Valentine greetings have been popular since the Middle Ages, a time when prospective lovers said or sang their romantic verses. Written valentines began to appear after 1400. Paper valentines originated in the 1500s, being exchanged in Europe and being given in place of valentine gifts and oral or musical valentine greetings. They were particularly popular in England. The first written valentine (formerly known as “poetical or amorous addresses”) is traditionally attributed to the imprisoned Charles, Duke of Orleans, in 1415. While confined in the Tower of London after the Battle of Agincourt, the young Duke reportedly passed his time by writing romantic verses for his wife in France. Approximately sixty of the Duke’s poems remain and can be seen among the royal papers in the British Museum. They are credited with being the first modern day valentines. (credit: http://www.novareinna.com)
What you may not know is that many of the Duke’s letters stashed among the British Museum’s royal papers were mimicked in the ’40s and ’50s by the earliest commercial greeting card companies. It was a shameless ripoff, really, but the Duke was long gone, and . . . whatever.
One of the Duke’s little-known talents was his ability to put caricature and color on paper, making him popular among the local printers as he forged a brand new industry that still lives on today.

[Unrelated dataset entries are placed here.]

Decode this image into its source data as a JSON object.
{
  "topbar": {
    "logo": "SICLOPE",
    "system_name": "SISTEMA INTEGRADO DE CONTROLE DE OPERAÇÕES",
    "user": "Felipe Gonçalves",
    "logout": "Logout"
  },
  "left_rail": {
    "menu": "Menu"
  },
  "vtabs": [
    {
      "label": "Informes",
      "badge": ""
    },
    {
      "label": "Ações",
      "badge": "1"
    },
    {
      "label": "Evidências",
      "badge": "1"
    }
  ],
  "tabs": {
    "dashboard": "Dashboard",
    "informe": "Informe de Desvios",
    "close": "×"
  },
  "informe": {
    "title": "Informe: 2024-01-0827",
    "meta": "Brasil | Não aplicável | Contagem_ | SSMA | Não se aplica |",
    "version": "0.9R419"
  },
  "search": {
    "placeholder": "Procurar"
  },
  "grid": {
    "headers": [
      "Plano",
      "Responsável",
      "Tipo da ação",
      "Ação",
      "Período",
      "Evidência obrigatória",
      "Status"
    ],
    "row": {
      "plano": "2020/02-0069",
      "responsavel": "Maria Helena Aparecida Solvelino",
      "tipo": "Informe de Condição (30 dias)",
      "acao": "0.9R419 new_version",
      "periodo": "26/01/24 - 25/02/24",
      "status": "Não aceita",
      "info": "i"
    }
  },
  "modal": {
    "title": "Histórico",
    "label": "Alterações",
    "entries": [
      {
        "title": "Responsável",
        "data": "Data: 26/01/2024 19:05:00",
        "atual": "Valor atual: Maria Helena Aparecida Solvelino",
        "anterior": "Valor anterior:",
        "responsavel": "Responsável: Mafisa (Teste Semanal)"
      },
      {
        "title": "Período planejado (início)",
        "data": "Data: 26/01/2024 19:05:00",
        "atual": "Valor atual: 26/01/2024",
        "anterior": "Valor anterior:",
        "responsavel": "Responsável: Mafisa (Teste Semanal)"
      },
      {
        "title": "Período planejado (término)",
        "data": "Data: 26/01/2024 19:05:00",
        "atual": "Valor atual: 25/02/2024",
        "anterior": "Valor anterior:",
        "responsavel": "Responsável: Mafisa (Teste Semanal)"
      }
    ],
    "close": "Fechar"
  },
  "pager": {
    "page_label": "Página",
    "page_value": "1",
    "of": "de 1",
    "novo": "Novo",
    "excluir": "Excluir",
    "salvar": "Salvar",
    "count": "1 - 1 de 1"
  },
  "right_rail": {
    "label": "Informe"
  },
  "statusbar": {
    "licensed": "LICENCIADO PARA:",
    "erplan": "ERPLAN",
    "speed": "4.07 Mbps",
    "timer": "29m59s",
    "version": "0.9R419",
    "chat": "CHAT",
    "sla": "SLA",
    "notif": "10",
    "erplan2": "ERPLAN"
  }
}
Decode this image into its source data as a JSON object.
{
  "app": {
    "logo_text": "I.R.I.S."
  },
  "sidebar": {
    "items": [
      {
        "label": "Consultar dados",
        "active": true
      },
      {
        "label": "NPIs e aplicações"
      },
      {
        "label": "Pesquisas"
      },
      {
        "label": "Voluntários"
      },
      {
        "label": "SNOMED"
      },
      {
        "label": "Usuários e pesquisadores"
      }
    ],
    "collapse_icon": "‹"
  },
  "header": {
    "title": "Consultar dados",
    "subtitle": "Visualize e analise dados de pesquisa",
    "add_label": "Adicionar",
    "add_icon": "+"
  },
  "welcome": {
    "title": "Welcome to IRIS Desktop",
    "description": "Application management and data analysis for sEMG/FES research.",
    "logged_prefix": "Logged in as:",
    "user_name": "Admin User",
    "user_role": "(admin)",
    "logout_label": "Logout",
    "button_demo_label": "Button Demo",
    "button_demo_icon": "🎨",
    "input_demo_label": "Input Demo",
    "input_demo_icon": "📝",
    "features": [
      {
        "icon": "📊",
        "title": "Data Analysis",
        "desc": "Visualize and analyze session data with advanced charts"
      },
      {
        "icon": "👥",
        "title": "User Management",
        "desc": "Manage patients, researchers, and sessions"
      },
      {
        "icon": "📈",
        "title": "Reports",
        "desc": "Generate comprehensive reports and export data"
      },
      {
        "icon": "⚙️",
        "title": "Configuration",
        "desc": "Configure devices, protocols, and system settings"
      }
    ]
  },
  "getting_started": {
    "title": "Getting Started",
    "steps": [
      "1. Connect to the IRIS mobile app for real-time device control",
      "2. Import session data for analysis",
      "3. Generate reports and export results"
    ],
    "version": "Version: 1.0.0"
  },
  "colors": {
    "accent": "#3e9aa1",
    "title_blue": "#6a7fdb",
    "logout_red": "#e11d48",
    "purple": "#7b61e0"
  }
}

The tradition of exchanging cards and greetings on Valentine’s Day continues. You have but nine shopping days remaining. Pay tribute to the Duke, and get to work.